By Richard Hoyt ; Updated September 21, 2017
The gardener has a choice of herbicides to control weeds.
raspberries image by Tom Oliveira from Fotolia.com

A number of herbicides are registered for use in raspberries, a member of the Rubus family of plants that also include blackberries. These are called caneberries. Weeds need to be kept out of raspberries in the first year so the canes can receive available water and nutrients. Weeds are not as troublesome within the rows of established plants.


The Ohio Ministry of Agriculture, Food and Rural affairs recommends applying 2 2/3 quarts of herbicide containing paraquat in 106 gallons of water per acre in the spring before new shoots emerge.
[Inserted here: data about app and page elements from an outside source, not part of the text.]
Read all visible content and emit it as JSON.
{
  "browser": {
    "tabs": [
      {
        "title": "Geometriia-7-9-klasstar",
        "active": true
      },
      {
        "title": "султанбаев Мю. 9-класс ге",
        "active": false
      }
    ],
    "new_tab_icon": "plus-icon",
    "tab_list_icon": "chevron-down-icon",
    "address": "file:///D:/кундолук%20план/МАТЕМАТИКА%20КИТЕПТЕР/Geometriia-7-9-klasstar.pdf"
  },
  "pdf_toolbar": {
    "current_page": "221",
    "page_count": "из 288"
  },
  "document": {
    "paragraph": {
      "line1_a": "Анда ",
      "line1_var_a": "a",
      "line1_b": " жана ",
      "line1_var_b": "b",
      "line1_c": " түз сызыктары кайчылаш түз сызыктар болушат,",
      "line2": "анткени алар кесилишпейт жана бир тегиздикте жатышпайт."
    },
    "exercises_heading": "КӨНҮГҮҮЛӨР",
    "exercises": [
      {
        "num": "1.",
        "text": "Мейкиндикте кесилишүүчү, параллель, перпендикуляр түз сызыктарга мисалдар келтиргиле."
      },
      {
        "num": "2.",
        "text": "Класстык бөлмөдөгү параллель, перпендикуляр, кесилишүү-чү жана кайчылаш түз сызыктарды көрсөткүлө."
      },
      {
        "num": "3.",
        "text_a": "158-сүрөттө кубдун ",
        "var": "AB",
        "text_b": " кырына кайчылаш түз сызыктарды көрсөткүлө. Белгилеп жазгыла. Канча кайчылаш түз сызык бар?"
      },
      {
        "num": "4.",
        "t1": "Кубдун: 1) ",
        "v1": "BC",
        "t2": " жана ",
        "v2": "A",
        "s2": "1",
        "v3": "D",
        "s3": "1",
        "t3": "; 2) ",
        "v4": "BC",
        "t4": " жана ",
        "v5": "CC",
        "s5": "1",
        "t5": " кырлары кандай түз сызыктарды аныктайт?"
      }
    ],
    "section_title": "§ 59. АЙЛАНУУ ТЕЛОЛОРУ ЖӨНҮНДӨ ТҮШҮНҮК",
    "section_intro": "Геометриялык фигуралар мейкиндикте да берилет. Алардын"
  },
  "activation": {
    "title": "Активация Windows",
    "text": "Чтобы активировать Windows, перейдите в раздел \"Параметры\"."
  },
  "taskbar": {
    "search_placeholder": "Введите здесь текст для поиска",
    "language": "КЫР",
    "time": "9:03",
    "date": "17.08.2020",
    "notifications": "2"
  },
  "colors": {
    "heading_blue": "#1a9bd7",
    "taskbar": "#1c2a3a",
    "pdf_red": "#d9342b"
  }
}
Spray directly at the base of canes. For spot spraying apply a tenth of a pint to 2 2/3 gallons of water.

Paraquat plus Simazine

To kill both emerged and germinating weeds, the Ontario Ministry recommends applying 2 1/3 quarts of an herbicide containing paraquat plus 2 lb. of herbicide containing the active ingredient simazine per acre. Spray directly on established plantings but not on young raspberry shoots. Use lower rates for sandy soil and higher rates for clay soil.

Glufosinate Ammonium

To suppress newly emerged weeds and control the growth of unwanted new canes, the Ohio Ministry recommends applying 2 8/10 quarts of herbicide containing glufosinate ammonium in 35 gallons of water per acre. Apply when the canes are 4 to 8 inches tall. Avoid letting glufosinate drift onto canes that are producing fruit.
Cornell University plant scientists recommend glufosinate before you plant raspberries because the chemical can spread from the roots of plants that were killed. Once established, weeds are difficult to control Cornell recommends using a wick applicator to treat problem weeds with glyphosate because the herbicide can kill a cane plus the roots of the cane that is touched. If weeds still wet with glyphosate blow into mature canes, it will kill them.


Farmnfo.com recommends using 2 to 4 lb. of herbicide containing Dichlobenil per acre to kill quackgrass and annual weeds. Do not use more than 4 lb. per acre.


Horticulturalists at Cornell University recommend applying up to 3 lb. of herbicide containing the active ingredient Sethoxydim per acre to control grass. Do not use within 45 days of harvesting berries.


Cornell University horticulturalists recommend herbicides containing napropamide to eliminate germinating weed seeds. Check the product label for application rates.